EXERCISE BRIEF:
From the first line to the last, copy the data exactly and drop the pictures.

RECORDS TO USE:
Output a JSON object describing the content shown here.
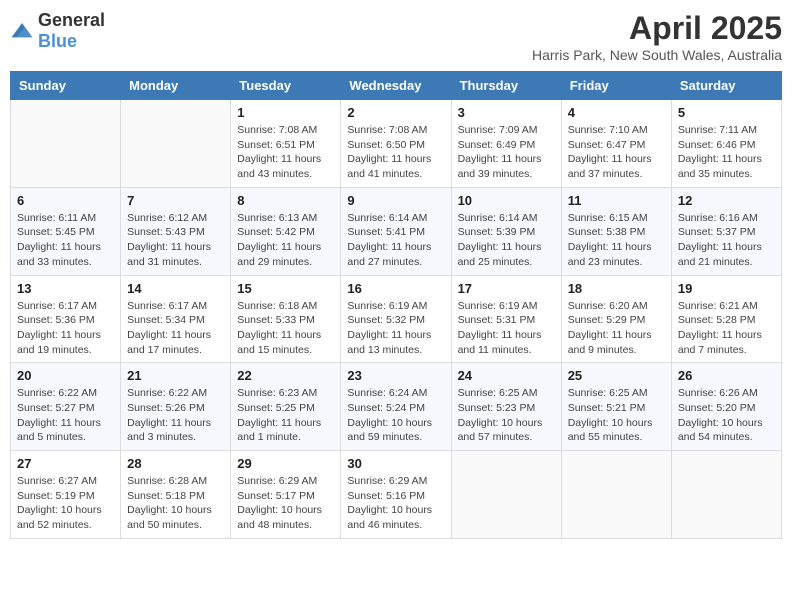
{
  "logo": {
    "general": "General",
    "blue": "Blue"
  },
  "header": {
    "month": "April 2025",
    "location": "Harris Park, New South Wales, Australia"
  },
  "weekdays": [
    "Sunday",
    "Monday",
    "Tuesday",
    "Wednesday",
    "Thursday",
    "Friday",
    "Saturday"
  ],
  "weeks": [
    [
      {
        "day": "",
        "sunrise": "",
        "sunset": "",
        "daylight": ""
      },
      {
        "day": "",
        "sunrise": "",
        "sunset": "",
        "daylight": ""
      },
      {
        "day": "1",
        "sunrise": "Sunrise: 7:08 AM",
        "sunset": "Sunset: 6:51 PM",
        "daylight": "Daylight: 11 hours and 43 minutes."
      },
      {
        "day": "2",
        "sunrise": "Sunrise: 7:08 AM",
        "sunset": "Sunset: 6:50 PM",
        "daylight": "Daylight: 11 hours and 41 minutes."
      },
      {
        "day": "3",
        "sunrise": "Sunrise: 7:09 AM",
        "sunset": "Sunset: 6:49 PM",
        "daylight": "Daylight: 11 hours and 39 minutes."
      },
      {
        "day": "4",
        "sunrise": "Sunrise: 7:10 AM",
        "sunset": "Sunset: 6:47 PM",
        "daylight": "Daylight: 11 hours and 37 minutes."
      },
      {
        "day": "5",
        "sunrise": "Sunrise: 7:11 AM",
        "sunset": "Sunset: 6:46 PM",
        "daylight": "Daylight: 11 hours and 35 minutes."
      }
    ],
    [
      {
        "day": "6",
        "sunrise": "Sunrise: 6:11 AM",
        "sunset": "Sunset: 5:45 PM",
        "daylight": "Daylight: 11 hours and 33 minutes."
      },
      {
        "day": "7",
        "sunrise": "Sunrise: 6:12 AM",
        "sunset": "Sunset: 5:43 PM",
        "daylight": "Daylight: 11 hours and 31 minutes."
      },
      {
        "day": "8",
        "sunrise": "Sunrise: 6:13 AM",
        "sunset": "Sunset: 5:42 PM",
        "daylight": "Daylight: 11 hours and 29 minutes."
      },
      {
        "day": "9",
        "sunrise": "Sunrise: 6:14 AM",
        "sunset": "Sunset: 5:41 PM",
        "daylight": "Daylight: 11 hours and 27 minutes."
      },
      {
        "day": "10",
        "sunrise": "Sunrise: 6:14 AM",
        "sunset": "Sunset: 5:39 PM",
        "daylight": "Daylight: 11 hours and 25 minutes."
      },
      {
        "day": "11",
        "sunrise": "Sunrise: 6:15 AM",
        "sunset": "Sunset: 5:38 PM",
        "daylight": "Daylight: 11 hours and 23 minutes."
      },
      {
        "day": "12",
        "sunrise": "Sunrise: 6:16 AM",
        "sunset": "Sunset: 5:37 PM",
        "daylight": "Daylight: 11 hours and 21 minutes."
      }
    ],
    [
      {
        "day": "13",
        "sunrise": "Sunrise: 6:17 AM",
        "sunset": "Sunset: 5:36 PM",
        "daylight": "Daylight: 11 hours and 19 minutes."
      },
      {
        "day": "14",
        "sunrise": "Sunrise: 6:17 AM",
        "sunset": "Sunset: 5:34 PM",
        "daylight": "Daylight: 11 hours and 17 minutes."
      },
      {
        "day": "15",
        "sunrise": "Sunrise: 6:18 AM",
        "sunset": "Sunset: 5:33 PM",
        "daylight": "Daylight: 11 hours and 15 minutes."
      },
      {
        "day": "16",
        "sunrise": "Sunrise: 6:19 AM",
        "sunset": "Sunset: 5:32 PM",
        "daylight": "Daylight: 11 hours and 13 minutes."
      },
      {
        "day": "17",
        "sunrise": "Sunrise: 6:19 AM",
        "sunset": "Sunset: 5:31 PM",
        "daylight": "Daylight: 11 hours and 11 minutes."
      },
      {
        "day": "18",
        "sunrise": "Sunrise: 6:20 AM",
        "sunset": "Sunset: 5:29 PM",
        "daylight": "Daylight: 11 hours and 9 minutes."
      },
      {
        "day": "19",
        "sunrise": "Sunrise: 6:21 AM",
        "sunset": "Sunset: 5:28 PM",
        "daylight": "Daylight: 11 hours and 7 minutes."
      }
    ],
    [
      {
        "day": "20",
        "sunrise": "Sunrise: 6:22 AM",
        "sunset": "Sunset: 5:27 PM",
        "daylight": "Daylight: 11 hours and 5 minutes."
      },
      {
        "day": "21",
        "sunrise": "Sunrise: 6:22 AM",
        "sunset": "Sunset: 5:26 PM",
        "daylight": "Daylight: 11 hours and 3 minutes."
      },
      {
        "day": "22",
        "sunrise": "Sunrise: 6:23 AM",
        "sunset": "Sunset: 5:25 PM",
        "daylight": "Daylight: 11 hours and 1 minute."
      },
      {
        "day": "23",
        "sunrise": "Sunrise: 6:24 AM",
        "sunset": "Sunset: 5:24 PM",
        "daylight": "Daylight: 10 hours and 59 minutes."
      },
      {
        "day": "24",
        "sunrise": "Sunrise: 6:25 AM",
        "sunset": "Sunset: 5:23 PM",
        "daylight": "Daylight: 10 hours and 57 minutes."
      },
      {
        "day": "25",
        "sunrise": "Sunrise: 6:25 AM",
        "sunset": "Sunset: 5:21 PM",
        "daylight": "Daylight: 10 hours and 55 minutes."
      },
      {
        "day": "26",
        "sunrise": "Sunrise: 6:26 AM",
        "sunset": "Sunset: 5:20 PM",
        "daylight": "Daylight: 10 hours and 54 minutes."
      }
    ],
    [
      {
        "day": "27",
        "sunrise": "Sunrise: 6:27 AM",
        "sunset": "Sunset: 5:19 PM",
        "daylight": "Daylight: 10 hours and 52 minutes."
      },
      {
        "day": "28",
        "sunrise": "Sunrise: 6:28 AM",
        "sunset": "Sunset: 5:18 PM",
        "daylight": "Daylight: 10 hours and 50 minutes."
      },
      {
        "day": "29",
        "sunrise": "Sunrise: 6:29 AM",
        "sunset": "Sunset: 5:17 PM",
        "daylight": "Daylight: 10 hours and 48 minutes."
      },
      {
        "day": "30",
        "sunrise": "Sunrise: 6:29 AM",
        "sunset": "Sunset: 5:16 PM",
        "daylight": "Daylight: 10 hours and 46 minutes."
      },
      {
        "day": "",
        "sunrise": "",
        "sunset": "",
        "daylight": ""
      },
      {
        "day": "",
        "sunrise": "",
        "sunset": "",
        "daylight": ""
      },
      {
        "day": "",
        "sunrise": "",
        "sunset": "",
        "daylight": ""
      }
    ]
  ]
}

SOLUTION TO THE EXERCISE:
Output a JSON object describing the content shown here.
{
  "logo": {
    "general": "General",
    "blue": "Blue"
  },
  "header": {
    "month": "April 2025",
    "location": "Harris Park, New South Wales, Australia"
  },
  "weekdays": [
    "Sunday",
    "Monday",
    "Tuesday",
    "Wednesday",
    "Thursday",
    "Friday",
    "Saturday"
  ],
  "weeks": [
    [
      {
        "day": "",
        "sunrise": "",
        "sunset": "",
        "daylight": ""
      },
      {
        "day": "",
        "sunrise": "",
        "sunset": "",
        "daylight": ""
      },
      {
        "day": "1",
        "sunrise": "Sunrise: 7:08 AM",
        "sunset": "Sunset: 6:51 PM",
        "daylight": "Daylight: 11 hours and 43 minutes."
      },
      {
        "day": "2",
        "sunrise": "Sunrise: 7:08 AM",
        "sunset": "Sunset: 6:50 PM",
        "daylight": "Daylight: 11 hours and 41 minutes."
      },
      {
        "day": "3",
        "sunrise": "Sunrise: 7:09 AM",
        "sunset": "Sunset: 6:49 PM",
        "daylight": "Daylight: 11 hours and 39 minutes."
      },
      {
        "day": "4",
        "sunrise": "Sunrise: 7:10 AM",
        "sunset": "Sunset: 6:47 PM",
        "daylight": "Daylight: 11 hours and 37 minutes."
      },
      {
        "day": "5",
        "sunrise": "Sunrise: 7:11 AM",
        "sunset": "Sunset: 6:46 PM",
        "daylight": "Daylight: 11 hours and 35 minutes."
      }
    ],
    [
      {
        "day": "6",
        "sunrise": "Sunrise: 6:11 AM",
        "sunset": "Sunset: 5:45 PM",
        "daylight": "Daylight: 11 hours and 33 minutes."
      },
      {
        "day": "7",
        "sunrise": "Sunrise: 6:12 AM",
        "sunset": "Sunset: 5:43 PM",
        "daylight": "Daylight: 11 hours and 31 minutes."
      },
      {
        "day": "8",
        "sunrise": "Sunrise: 6:13 AM",
        "sunset": "Sunset: 5:42 PM",
        "daylight": "Daylight: 11 hours and 29 minutes."
      },
      {
        "day": "9",
        "sunrise": "Sunrise: 6:14 AM",
        "sunset": "Sunset: 5:41 PM",
        "daylight": "Daylight: 11 hours and 27 minutes."
      },
      {
        "day": "10",
        "sunrise": "Sunrise: 6:14 AM",
        "sunset": "Sunset: 5:39 PM",
        "daylight": "Daylight: 11 hours and 25 minutes."
      },
      {
        "day": "11",
        "sunrise": "Sunrise: 6:15 AM",
        "sunset": "Sunset: 5:38 PM",
        "daylight": "Daylight: 11 hours and 23 minutes."
      },
      {
        "day": "12",
        "sunrise": "Sunrise: 6:16 AM",
        "sunset": "Sunset: 5:37 PM",
        "daylight": "Daylight: 11 hours and 21 minutes."
      }
    ],
    [
      {
        "day": "13",
        "sunrise": "Sunrise: 6:17 AM",
        "sunset": "Sunset: 5:36 PM",
        "daylight": "Daylight: 11 hours and 19 minutes."
      },
      {
        "day": "14",
        "sunrise": "Sunrise: 6:17 AM",
        "sunset": "Sunset: 5:34 PM",
        "daylight": "Daylight: 11 hours and 17 minutes."
      },
      {
        "day": "15",
        "sunrise": "Sunrise: 6:18 AM",
        "sunset": "Sunset: 5:33 PM",
        "daylight": "Daylight: 11 hours and 15 minutes."
      },
      {
        "day": "16",
        "sunrise": "Sunrise: 6:19 AM",
        "sunset": "Sunset: 5:32 PM",
        "daylight": "Daylight: 11 hours and 13 minutes."
      },
      {
        "day": "17",
        "sunrise": "Sunrise: 6:19 AM",
        "sunset": "Sunset: 5:31 PM",
        "daylight": "Daylight: 11 hours and 11 minutes."
      },
      {
        "day": "18",
        "sunrise": "Sunrise: 6:20 AM",
        "sunset": "Sunset: 5:29 PM",
        "daylight": "Daylight: 11 hours and 9 minutes."
      },
      {
        "day": "19",
        "sunrise": "Sunrise: 6:21 AM",
        "sunset": "Sunset: 5:28 PM",
        "daylight": "Daylight: 11 hours and 7 minutes."
      }
    ],
    [
      {
        "day": "20",
        "sunrise": "Sunrise: 6:22 AM",
        "sunset": "Sunset: 5:27 PM",
        "daylight": "Daylight: 11 hours and 5 minutes."
      },
      {
        "day": "21",
        "sunrise": "Sunrise: 6:22 AM",
        "sunset": "Sunset: 5:26 PM",
        "daylight": "Daylight: 11 hours and 3 minutes."
      },
      {
        "day": "22",
        "sunrise": "Sunrise: 6:23 AM",
        "sunset": "Sunset: 5:25 PM",
        "daylight": "Daylight: 11 hours and 1 minute."
      },
      {
        "day": "23",
        "sunrise": "Sunrise: 6:24 AM",
        "sunset": "Sunset: 5:24 PM",
        "daylight": "Daylight: 10 hours and 59 minutes."
      },
      {
        "day": "24",
        "sunrise": "Sunrise: 6:25 AM",
        "sunset": "Sunset: 5:23 PM",
        "daylight": "Daylight: 10 hours and 57 minutes."
      },
      {
        "day": "25",
        "sunrise": "Sunrise: 6:25 AM",
        "sunset": "Sunset: 5:21 PM",
        "daylight": "Daylight: 10 hours and 55 minutes."
      },
      {
        "day": "26",
        "sunrise": "Sunrise: 6:26 AM",
        "sunset": "Sunset: 5:20 PM",
        "daylight": "Daylight: 10 hours and 54 minutes."
      }
    ],
    [
      {
        "day": "27",
        "sunrise": "Sunrise: 6:27 AM",
        "sunset": "Sunset: 5:19 PM",
        "daylight": "Daylight: 10 hours and 52 minutes."
      },
      {
        "day": "28",
        "sunrise": "Sunrise: 6:28 AM",
        "sunset": "Sunset: 5:18 PM",
        "daylight": "Daylight: 10 hours and 50 minutes."
      },
      {
        "day": "29",
        "sunrise": "Sunrise: 6:29 AM",
        "sunset": "Sunset: 5:17 PM",
        "daylight": "Daylight: 10 hours and 48 minutes."
      },
      {
        "day": "30",
        "sunrise": "Sunrise: 6:29 AM",
        "sunset": "Sunset: 5:16 PM",
        "daylight": "Daylight: 10 hours and 46 minutes."
      },
      {
        "day": "",
        "sunrise": "",
        "sunset": "",
        "daylight": ""
      },
      {
        "day": "",
        "sunrise": "",
        "sunset": "",
        "daylight": ""
      },
      {
        "day": "",
        "sunrise": "",
        "sunset": "",
        "daylight": ""
      }
    ]
  ]
}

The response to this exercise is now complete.